4 Where do I rank?
Whatever form of contribution plan is agreed, TPR expects trustees to ensure that it results in equitable treatment of the DB pension scheme relative to other stakeholders, and the affordability issues faced by many scheme sponsors during 2020 have highlighted the importance of this.
It's essential that trustees understand the sponsor's cash commitments and where the pension scheme ranks in priority relative to the competing obligations of the sponsor. Equitable treatment of the DB pension scheme is brought into sharp focus under abnormally stressed circumstances and there is likely to be continued scrutiny of this given continuation of tough times into 2021.
5 Scenario planning for changes in sponsor covenant

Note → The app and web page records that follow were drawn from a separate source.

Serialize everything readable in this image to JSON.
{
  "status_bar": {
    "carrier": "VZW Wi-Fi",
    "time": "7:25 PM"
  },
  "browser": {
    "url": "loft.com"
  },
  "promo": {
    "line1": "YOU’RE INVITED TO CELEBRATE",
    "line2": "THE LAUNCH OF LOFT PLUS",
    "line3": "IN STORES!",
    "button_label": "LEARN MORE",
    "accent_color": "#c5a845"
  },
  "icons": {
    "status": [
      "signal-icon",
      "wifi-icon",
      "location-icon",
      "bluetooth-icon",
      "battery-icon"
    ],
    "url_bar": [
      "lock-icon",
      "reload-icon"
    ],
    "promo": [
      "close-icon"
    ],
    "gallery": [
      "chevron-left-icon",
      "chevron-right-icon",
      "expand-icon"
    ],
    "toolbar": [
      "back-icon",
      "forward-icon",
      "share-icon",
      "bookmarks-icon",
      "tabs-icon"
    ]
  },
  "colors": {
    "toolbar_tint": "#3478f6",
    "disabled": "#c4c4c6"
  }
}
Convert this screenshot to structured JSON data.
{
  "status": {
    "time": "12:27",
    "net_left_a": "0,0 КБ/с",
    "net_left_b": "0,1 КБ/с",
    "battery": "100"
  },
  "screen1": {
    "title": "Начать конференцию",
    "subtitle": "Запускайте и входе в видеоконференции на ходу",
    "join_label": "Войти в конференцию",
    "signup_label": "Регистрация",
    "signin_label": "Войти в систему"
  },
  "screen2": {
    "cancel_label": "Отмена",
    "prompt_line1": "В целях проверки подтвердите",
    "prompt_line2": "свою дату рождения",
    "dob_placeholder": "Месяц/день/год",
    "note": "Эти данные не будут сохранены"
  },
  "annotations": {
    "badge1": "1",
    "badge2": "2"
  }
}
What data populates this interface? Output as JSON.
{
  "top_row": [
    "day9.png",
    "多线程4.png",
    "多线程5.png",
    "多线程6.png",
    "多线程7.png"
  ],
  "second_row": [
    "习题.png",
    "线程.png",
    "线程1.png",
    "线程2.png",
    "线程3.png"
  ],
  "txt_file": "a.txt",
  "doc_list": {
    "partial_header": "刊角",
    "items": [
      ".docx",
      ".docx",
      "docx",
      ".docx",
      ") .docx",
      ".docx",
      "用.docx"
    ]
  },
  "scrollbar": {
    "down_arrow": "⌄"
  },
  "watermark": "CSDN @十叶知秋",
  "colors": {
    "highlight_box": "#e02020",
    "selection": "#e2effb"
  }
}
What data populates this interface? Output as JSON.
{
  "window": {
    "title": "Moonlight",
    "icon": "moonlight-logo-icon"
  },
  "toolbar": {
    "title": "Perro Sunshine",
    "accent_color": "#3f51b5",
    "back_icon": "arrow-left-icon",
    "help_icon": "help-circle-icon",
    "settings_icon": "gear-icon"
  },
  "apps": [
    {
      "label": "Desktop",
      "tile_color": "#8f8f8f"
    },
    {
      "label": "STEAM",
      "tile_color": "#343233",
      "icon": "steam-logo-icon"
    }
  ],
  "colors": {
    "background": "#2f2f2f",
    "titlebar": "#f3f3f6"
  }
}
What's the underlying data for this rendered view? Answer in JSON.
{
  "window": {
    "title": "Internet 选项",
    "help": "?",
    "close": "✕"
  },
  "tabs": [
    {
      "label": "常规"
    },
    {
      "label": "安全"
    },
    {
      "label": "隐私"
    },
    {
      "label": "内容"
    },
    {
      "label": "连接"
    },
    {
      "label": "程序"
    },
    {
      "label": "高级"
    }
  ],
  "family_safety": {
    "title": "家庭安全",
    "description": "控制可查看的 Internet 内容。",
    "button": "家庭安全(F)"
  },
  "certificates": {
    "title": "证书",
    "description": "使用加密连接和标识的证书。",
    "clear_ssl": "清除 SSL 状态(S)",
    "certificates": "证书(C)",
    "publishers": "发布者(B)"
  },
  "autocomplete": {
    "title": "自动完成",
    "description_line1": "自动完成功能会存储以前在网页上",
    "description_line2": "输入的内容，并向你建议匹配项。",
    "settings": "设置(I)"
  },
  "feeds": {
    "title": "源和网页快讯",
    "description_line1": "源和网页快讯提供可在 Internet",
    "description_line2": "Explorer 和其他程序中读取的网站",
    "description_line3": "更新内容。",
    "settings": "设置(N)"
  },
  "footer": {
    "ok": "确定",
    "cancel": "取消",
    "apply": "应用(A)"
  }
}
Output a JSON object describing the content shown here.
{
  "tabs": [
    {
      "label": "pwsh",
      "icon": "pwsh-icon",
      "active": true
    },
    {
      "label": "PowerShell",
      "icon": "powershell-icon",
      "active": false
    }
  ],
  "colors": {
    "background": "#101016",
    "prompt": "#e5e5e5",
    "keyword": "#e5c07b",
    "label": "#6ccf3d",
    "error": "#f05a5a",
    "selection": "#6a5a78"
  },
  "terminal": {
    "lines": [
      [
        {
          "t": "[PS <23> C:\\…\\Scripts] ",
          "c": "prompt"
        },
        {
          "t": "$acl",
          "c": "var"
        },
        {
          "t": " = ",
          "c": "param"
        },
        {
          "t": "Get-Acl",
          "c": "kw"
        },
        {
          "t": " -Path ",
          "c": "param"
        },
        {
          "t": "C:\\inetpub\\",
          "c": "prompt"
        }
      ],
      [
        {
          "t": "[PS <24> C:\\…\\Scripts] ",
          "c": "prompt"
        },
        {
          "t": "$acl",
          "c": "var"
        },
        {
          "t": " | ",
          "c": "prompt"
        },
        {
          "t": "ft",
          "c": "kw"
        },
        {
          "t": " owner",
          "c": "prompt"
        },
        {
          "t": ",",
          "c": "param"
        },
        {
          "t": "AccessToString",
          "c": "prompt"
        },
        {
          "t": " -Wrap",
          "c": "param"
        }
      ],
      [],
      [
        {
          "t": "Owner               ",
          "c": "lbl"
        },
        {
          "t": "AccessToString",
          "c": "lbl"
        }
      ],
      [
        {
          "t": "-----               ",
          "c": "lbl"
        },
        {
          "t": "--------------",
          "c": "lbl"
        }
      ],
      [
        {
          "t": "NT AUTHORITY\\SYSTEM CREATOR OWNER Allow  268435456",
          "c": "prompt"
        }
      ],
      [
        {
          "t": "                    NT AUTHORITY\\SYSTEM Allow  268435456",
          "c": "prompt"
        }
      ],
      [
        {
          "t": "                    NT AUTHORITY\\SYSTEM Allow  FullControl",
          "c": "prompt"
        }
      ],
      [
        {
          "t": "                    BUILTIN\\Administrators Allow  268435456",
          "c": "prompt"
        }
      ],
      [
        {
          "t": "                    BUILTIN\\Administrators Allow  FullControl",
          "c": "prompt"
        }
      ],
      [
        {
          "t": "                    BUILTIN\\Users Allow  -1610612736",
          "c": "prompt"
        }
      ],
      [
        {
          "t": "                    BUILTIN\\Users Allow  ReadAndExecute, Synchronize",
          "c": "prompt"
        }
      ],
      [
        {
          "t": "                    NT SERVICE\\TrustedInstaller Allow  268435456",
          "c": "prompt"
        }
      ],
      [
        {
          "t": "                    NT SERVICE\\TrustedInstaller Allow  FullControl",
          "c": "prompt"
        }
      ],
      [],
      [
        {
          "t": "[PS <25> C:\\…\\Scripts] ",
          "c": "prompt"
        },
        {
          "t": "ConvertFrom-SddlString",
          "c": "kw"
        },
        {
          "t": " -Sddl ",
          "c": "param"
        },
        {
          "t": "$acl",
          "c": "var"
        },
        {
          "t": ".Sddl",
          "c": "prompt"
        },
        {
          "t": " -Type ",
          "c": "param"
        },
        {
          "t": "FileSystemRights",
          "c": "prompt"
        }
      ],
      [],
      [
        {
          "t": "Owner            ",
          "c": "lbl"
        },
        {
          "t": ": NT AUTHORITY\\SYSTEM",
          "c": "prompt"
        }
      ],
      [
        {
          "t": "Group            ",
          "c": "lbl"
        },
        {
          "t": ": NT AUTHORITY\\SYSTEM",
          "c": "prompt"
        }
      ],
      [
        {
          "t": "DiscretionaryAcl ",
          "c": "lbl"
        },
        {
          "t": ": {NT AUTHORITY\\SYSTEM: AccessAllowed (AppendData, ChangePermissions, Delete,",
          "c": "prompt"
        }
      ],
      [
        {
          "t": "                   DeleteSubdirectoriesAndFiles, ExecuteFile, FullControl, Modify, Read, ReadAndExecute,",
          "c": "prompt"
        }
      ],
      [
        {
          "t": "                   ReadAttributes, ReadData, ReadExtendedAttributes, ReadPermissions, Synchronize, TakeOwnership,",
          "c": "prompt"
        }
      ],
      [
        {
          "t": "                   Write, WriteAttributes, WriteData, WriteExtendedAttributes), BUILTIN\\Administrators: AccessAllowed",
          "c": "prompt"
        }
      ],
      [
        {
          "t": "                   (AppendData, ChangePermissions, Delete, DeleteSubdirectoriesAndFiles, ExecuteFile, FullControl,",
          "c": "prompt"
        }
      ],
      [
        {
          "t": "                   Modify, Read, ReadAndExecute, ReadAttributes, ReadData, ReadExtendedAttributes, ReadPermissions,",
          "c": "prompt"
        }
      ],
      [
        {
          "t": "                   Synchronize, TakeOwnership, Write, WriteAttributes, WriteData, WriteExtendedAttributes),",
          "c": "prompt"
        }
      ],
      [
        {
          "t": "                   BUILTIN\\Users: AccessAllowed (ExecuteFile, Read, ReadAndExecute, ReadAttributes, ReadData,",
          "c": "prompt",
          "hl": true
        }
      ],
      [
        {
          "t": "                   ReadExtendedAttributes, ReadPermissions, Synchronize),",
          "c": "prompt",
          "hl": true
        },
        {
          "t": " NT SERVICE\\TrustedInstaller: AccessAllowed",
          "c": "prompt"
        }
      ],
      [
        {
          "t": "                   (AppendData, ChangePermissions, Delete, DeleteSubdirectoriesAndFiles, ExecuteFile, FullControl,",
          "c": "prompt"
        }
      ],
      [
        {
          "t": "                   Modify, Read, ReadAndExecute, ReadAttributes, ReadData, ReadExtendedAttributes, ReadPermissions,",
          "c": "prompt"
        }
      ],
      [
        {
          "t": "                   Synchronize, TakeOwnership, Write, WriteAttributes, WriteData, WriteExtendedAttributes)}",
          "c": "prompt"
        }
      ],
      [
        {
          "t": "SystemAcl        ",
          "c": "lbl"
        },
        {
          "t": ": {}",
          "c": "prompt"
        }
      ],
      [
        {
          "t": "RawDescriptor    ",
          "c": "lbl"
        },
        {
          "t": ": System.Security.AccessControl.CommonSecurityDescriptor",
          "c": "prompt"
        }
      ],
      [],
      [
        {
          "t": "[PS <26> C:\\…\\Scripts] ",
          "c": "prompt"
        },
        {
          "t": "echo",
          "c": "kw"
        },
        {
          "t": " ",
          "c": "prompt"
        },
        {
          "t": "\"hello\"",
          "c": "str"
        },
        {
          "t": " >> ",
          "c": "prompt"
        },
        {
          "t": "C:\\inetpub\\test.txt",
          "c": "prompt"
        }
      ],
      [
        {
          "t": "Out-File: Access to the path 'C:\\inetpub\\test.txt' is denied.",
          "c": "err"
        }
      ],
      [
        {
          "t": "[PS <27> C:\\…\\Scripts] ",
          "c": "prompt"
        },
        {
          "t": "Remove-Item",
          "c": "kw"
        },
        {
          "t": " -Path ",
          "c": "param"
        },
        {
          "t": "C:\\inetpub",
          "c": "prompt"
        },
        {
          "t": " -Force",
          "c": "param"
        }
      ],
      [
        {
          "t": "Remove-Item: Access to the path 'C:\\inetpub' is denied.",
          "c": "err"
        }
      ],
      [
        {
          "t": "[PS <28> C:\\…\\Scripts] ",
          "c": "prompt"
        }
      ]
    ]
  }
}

TPR has stressed the need for scenario planning in a covenant context for some years. 2020 has shown the value of planning potential responses to covenant volatility, and in seeking to be on the front foot in designing and implementing pre-agreed contingency plans.
I expect that trustees will be continuing scenario and contingency planning during 2021 so that they are well-equipped to respond to a broad range of sponsor changes.
6 Ongoing monitoring has never been more important
2020 has surely emphasised the crucial importance of covenant monitoring.
The shockwave of the coronavirus situation has shown that what might sometimes have been a relatively infrequent activity for some DB pension schemes – perhaps because their sponsor’s trading outlook seemed predictably robust – has needed much more focus.
Governments and lenders alike have been supportive of employers through 2020, but many employers have been left with reduced reserves, increased debt and lower earnings. As the impact of continued pressures feeds through to businesses, and working capital cycles unwind, many employers may continue to face intense liquidity pressures.
Unfortunately, 2021 could well be marked by acute employer distress in some sectors. This needs to be monitored and trustees need to have a plan to respond.
7 Regulatory tempo has been a helpful anchor
In recognition of the difficulty facing many DB pension schemes, throughout the year TPR have issued guidance making their expectations clear while signalling acceptance – in appropriate circumstances – of, for example, extended reporting timeframes and limited contribution deferrals.
In many sectors, this guidance has acted as a helpful anchor for trustees and sponsors seeking to determine appropriate responses to unprecedented trading conditions.
8 Superfunds are (almost) go!
Significant headway has been made during 2020 towards establishing the superfunds market. TPR has published guidance setting out expectations from providers in the interim period before legislation is finalised.
Will 2021 will be the year when ‘superfunds are go?’
9 Equalisation is still generating more challenges
Over 30 years after the Barber judgment was issued, equalisation rumbles on.
The Lloyds Bank pension schemes case sought clarification from the High Court around the process for equalising Guaranteed Minimum Pension (GMP) benefits, and the most-recent determination confirmed that transfer value payments also need to be considered: historic cash equivalent transfer value payments from a DB pension scheme must be revised and equalised.
This presents a further challenge for many DB pension schemes and administrators going into 2021.
10 Virtually all DB pension scheme governance can be virtual
Closing on a more-generic observation, after the initial scramble to ensure broadband signal was sufficient in our newly-created home offices, and forced on-the-job familiarisation with the array of communications software platforms now available, there has been an impressive transition to doing almost everything online.
With trustee meetings by video-conference from home, the transition has been rapid and effective. Will it reflect a 'new normal'?
To discuss any of the above themes, contact Paul Brice.